§ What you will do
The whole listing, exactly as given: write it out, leaving out each image.

+-------+

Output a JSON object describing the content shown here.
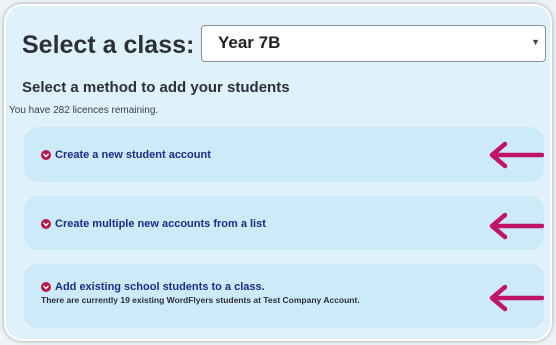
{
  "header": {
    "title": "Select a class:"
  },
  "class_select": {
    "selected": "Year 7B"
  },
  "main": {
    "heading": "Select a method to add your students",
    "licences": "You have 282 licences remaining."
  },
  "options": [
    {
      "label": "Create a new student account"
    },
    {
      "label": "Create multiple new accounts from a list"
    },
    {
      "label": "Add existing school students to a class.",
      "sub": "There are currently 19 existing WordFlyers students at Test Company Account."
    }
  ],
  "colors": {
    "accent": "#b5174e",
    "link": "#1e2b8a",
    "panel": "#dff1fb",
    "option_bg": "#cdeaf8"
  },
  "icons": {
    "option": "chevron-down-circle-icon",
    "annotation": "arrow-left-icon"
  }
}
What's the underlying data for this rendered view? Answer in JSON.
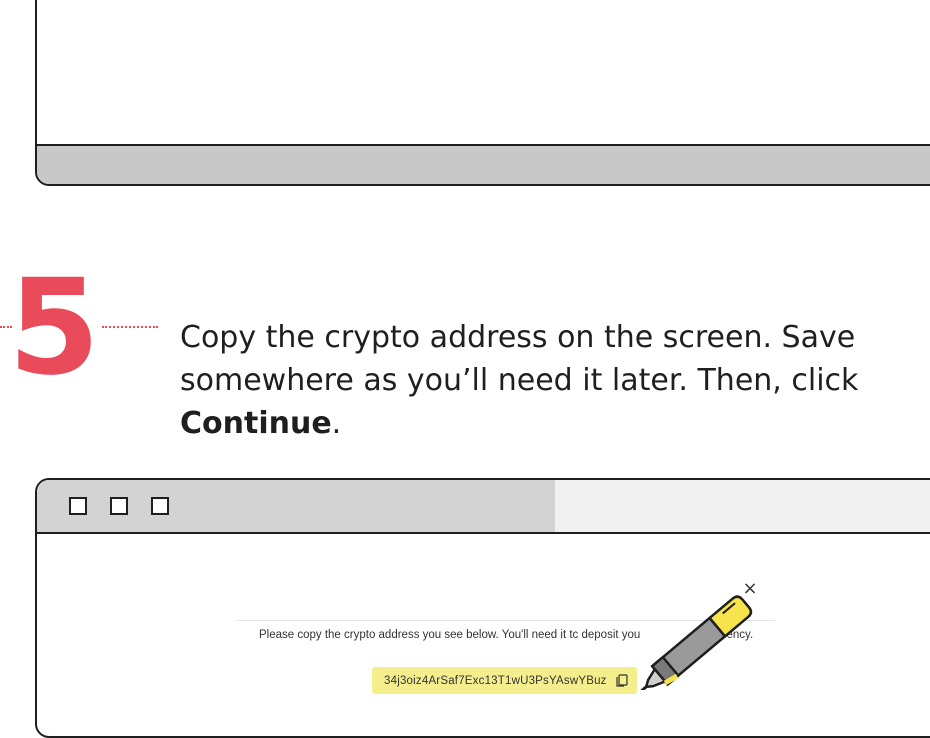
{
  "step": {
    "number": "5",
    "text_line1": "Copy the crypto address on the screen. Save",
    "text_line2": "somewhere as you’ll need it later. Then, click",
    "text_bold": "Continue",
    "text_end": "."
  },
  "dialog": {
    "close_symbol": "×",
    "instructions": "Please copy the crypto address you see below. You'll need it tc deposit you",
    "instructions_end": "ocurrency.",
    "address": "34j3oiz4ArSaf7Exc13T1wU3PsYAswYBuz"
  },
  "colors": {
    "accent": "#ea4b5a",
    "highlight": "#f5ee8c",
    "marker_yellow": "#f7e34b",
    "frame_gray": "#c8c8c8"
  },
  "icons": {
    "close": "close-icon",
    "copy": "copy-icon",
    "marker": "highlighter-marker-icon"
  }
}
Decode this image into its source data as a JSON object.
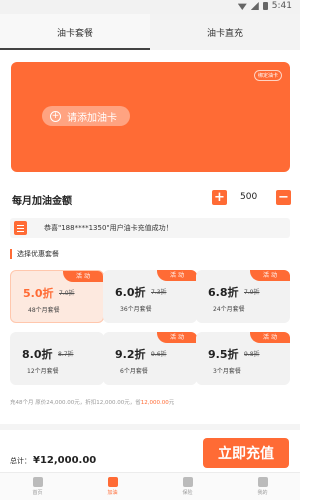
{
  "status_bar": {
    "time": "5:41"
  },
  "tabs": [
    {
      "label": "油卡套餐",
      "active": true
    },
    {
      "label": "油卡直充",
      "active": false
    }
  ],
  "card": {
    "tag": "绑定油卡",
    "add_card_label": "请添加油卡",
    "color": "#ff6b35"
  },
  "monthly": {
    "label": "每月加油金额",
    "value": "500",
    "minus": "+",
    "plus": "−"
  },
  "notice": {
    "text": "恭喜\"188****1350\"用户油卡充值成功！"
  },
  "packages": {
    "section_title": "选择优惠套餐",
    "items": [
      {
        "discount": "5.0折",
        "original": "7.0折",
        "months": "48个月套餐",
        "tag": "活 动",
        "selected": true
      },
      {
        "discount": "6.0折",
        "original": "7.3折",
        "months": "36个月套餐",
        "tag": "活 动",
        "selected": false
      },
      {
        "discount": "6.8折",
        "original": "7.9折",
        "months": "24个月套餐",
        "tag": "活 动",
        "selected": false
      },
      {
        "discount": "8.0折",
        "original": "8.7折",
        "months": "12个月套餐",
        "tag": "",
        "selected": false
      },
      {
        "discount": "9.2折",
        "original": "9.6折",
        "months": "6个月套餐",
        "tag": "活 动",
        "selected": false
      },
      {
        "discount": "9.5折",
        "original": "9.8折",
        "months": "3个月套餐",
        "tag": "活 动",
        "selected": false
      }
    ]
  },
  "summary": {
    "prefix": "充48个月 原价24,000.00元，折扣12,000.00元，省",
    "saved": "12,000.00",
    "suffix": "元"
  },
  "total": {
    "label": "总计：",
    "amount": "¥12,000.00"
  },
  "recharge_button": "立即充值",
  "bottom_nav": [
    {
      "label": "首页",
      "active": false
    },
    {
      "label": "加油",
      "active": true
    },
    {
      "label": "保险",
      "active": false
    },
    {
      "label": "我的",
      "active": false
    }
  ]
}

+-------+

§ Answer box
Output a JSON object describing the content shown here.
{
  "header": {
    "title": "Select a class:"
  },
  "class_select": {
    "selected": "Year 7B"
  },
  "main": {
    "heading": "Select a method to add your students",
    "licences": "You have 282 licences remaining."
  },
  "options": [
    {
      "label": "Create a new student account"
    },
    {
      "label": "Create multiple new accounts from a list"
    },
    {
      "label": "Add existing school students to a class.",
      "sub": "There are currently 19 existing WordFlyers students at Test Company Account."
    }
  ],
  "colors": {
    "accent": "#b5174e",
    "link": "#1e2b8a",
    "panel": "#dff1fb",
    "option_bg": "#cdeaf8"
  },
  "icons": {
    "option": "chevron-down-circle-icon",
    "annotation": "arrow-left-icon"
  }
}
What's the underlying data for this rendered view? Answer in JSON.
{
  "step": {
    "number": "5",
    "text_line1": "Copy the crypto address on the screen. Save",
    "text_line2": "somewhere as you’ll need it later. Then, click",
    "text_bold": "Continue",
    "text_end": "."
  },
  "dialog": {
    "close_symbol": "×",
    "instructions": "Please copy the crypto address you see below. You'll need it tc deposit you",
    "instructions_end": "ocurrency.",
    "address": "34j3oiz4ArSaf7Exc13T1wU3PsYAswYBuz"
  },
  "colors": {
    "accent": "#ea4b5a",
    "highlight": "#f5ee8c",
    "marker_yellow": "#f7e34b",
    "frame_gray": "#c8c8c8"
  },
  "icons": {
    "close": "close-icon",
    "copy": "copy-icon",
    "marker": "highlighter-marker-icon"
  }
}
Decode this image into its source data as a JSON object.
{
  "status_bar": {
    "time": "5:41"
  },
  "tabs": [
    {
      "label": "油卡套餐",
      "active": true
    },
    {
      "label": "油卡直充",
      "active": false
    }
  ],
  "card": {
    "tag": "绑定油卡",
    "add_card_label": "请添加油卡",
    "color": "#ff6b35"
  },
  "monthly": {
    "label": "每月加油金额",
    "value": "500",
    "minus": "+",
    "plus": "−"
  },
  "notice": {
    "text": "恭喜\"188****1350\"用户油卡充值成功！"
  },
  "packages": {
    "section_title": "选择优惠套餐",
    "items": [
      {
        "discount": "5.0折",
        "original": "7.0折",
        "months": "48个月套餐",
        "tag": "活 动",
        "selected": true
      },
      {
        "discount": "6.0折",
        "original": "7.3折",
        "months": "36个月套餐",
        "tag": "活 动",
        "selected": false
      },
      {
        "discount": "6.8折",
        "original": "7.9折",
        "months": "24个月套餐",
        "tag": "活 动",
        "selected": false
      },
      {
        "discount": "8.0折",
        "original": "8.7折",
        "months": "12个月套餐",
        "tag": "",
        "selected": false
      },
      {
        "discount": "9.2折",
        "original": "9.6折",
        "months": "6个月套餐",
        "tag": "活 动",
        "selected": false
      },
      {
        "discount": "9.5折",
        "original": "9.8折",
        "months": "3个月套餐",
        "tag": "活 动",
        "selected": false
      }
    ]
  },
  "summary": {
    "prefix": "充48个月 原价24,000.00元，折扣12,000.00元，省",
    "saved": "12,000.00",
    "suffix": "元"
  },
  "total": {
    "label": "总计：",
    "amount": "¥12,000.00"
  },
  "recharge_button": "立即充值",
  "bottom_nav": [
    {
      "label": "首页",
      "active": false
    },
    {
      "label": "加油",
      "active": true
    },
    {
      "label": "保险",
      "active": false
    },
    {
      "label": "我的",
      "active": false
    }
  ]
}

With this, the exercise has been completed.